On September 4, 2020, the Centers for Disease Control and Prevention published an Order in the Federal Register in an effort to prevent the further spread of COVID-19 by placing a temporary halt to certain residential evictions (the “Order”). Under the Order, effective through December 31, 2020, a landlord, owner of a residential property, or other person with a legal right to pursue eviction or possessory action, shall not evict any covered person under the Order from any residential property. However, the Order does not relieve any individual of any obligation to pay rent, make a housing payment, or comply with any other obligation that the individual may have under a tenancy, lease, or similar contract. Nothing in the Order precludes the charging or collecting of fees, penalties, or interest as a result of the failure to pay rent or other housing payment on a timely basis, under the terms of any applicable contract.
In order to be a “Covered Person” as defined in the Order, every tenant on a residential lease must provide their landlord a declaration under penalty of perjury indicating that:
(1) The individual has used best efforts to obtain all available government assistance for rent or housing
(2) The individual either (i) expects to earn no more than $99,000 in annual income for Calendar Year 2020 (or no more than $198,000 if filing a joint tax return), (ii) was not required to report any income in 2019 to the U.S. Internal Revenue Service, or (iii) received an Economic Impact Payment (stimulus check) pursuant to Section 2201 of the CARES Act;
(3) the individual is unable to pay the full rent or make a full housing payment due to substantial loss of household income, loss of compensable hours of work or wages, a lay-off, or extraordinary out-of-pocket medical expenses;

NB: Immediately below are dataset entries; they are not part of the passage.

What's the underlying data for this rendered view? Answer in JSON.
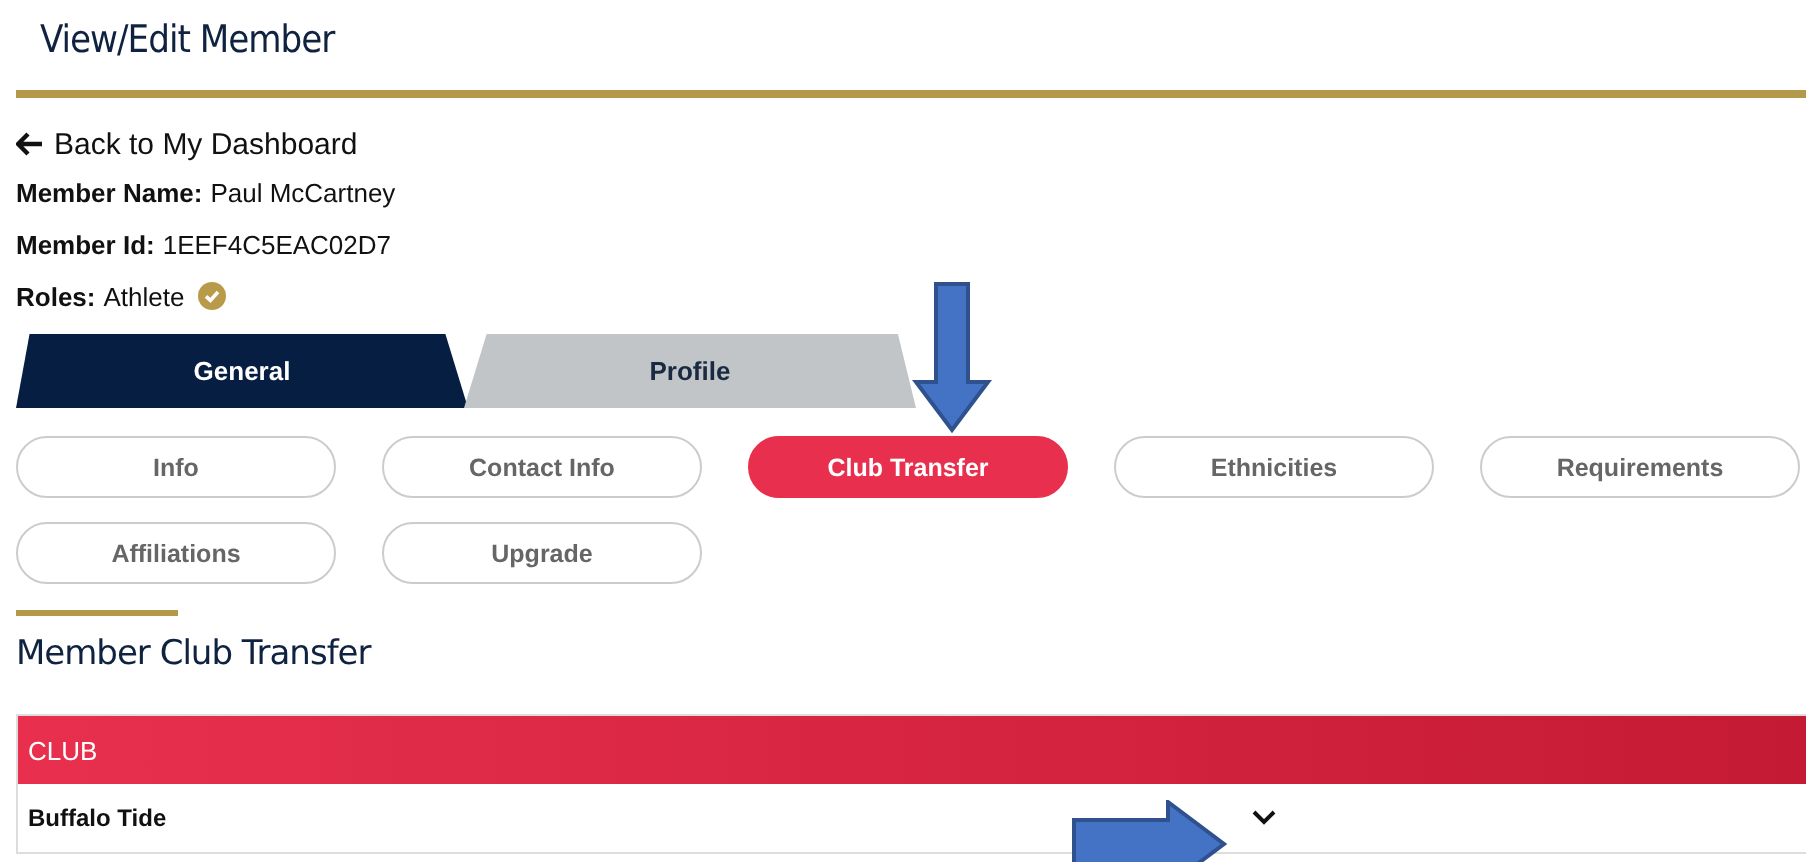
{
  "page_title": "View/Edit Member",
  "back_link": {
    "label": "Back to My Dashboard"
  },
  "member_info": [
    {
      "label": "Member Name:",
      "value": "Paul McCartney"
    },
    {
      "label": "Member Id:",
      "value": "1EEF4C5EAC02D7"
    },
    {
      "label": "Roles:",
      "value": "Athlete",
      "verified": true
    }
  ],
  "tabs": [
    {
      "label": "General",
      "selected": true
    },
    {
      "label": "Profile",
      "selected": false
    }
  ],
  "subtabs": [
    {
      "label": "Info",
      "selected": false
    },
    {
      "label": "Contact Info",
      "selected": false
    },
    {
      "label": "Club Transfer",
      "selected": true
    },
    {
      "label": "Ethnicities",
      "selected": false
    },
    {
      "label": "Requirements",
      "selected": false
    },
    {
      "label": "Affiliations",
      "selected": false
    },
    {
      "label": "Upgrade",
      "selected": false
    }
  ],
  "section_title": "Member Club Transfer",
  "table": {
    "columns": [
      "CLUB"
    ],
    "rows": [
      {
        "club": "Buffalo Tide",
        "expanded": false
      }
    ]
  }
}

(4) the individual is using best efforts to make timely partial payments that are as close to the full payment as the individual’s circumstances may permit, taking into account other non-discretionary expenses; and
(5) eviction would likely render the individual homeless—or force the individual to move into and live in close quarters in a new congregate or shared living setting—because the individual has no other available housing options.
The Order does not preclude evictions based on a tenant: (1) engaging in criminal activity while on the premises; (2) threatening the health or safety of other residents; (3) damaging or posing an immediate and significant risk of damage to property; (4) violating any applicable building code, health ordinance, or similar regulation relating to health and safety; or (5) violating any other contractual obligation, other than the timely payment of rent or similar housing-related payment (including non-payment or late payment of fees, penalties, or interest).
Under 18 U.S.C. 3559, 3571; 42 U.S.C. 271; and 42 CFR 70.18, a person violating the Order may be subject to a fine of no more than $100,000 if the violation does not result in a death or one year in jail, or both, or a fine of no more than $250,000 if the violation results in a death or one year in jail, or both, or as otherwise provided by law. An organization violating the Order may be subject to a fine of no more than $200,000 per event if the violation does not result in a death or $500,000 per event if the violation results in a death or as otherwise provided by law. The U.S. Department of Justice may initiate court proceedings as appropriate seeking imposition of these criminal penalties.
Little guidance has been issued regarding the Order and it remains unclear how Courts will interpret and administer the Order.
If you would like further clarification or have any questions regarding how this Order may affect you, we encourage you to reach out to your contact at Mansour Gavin or one of the firm’s real estate attorneys to discuss.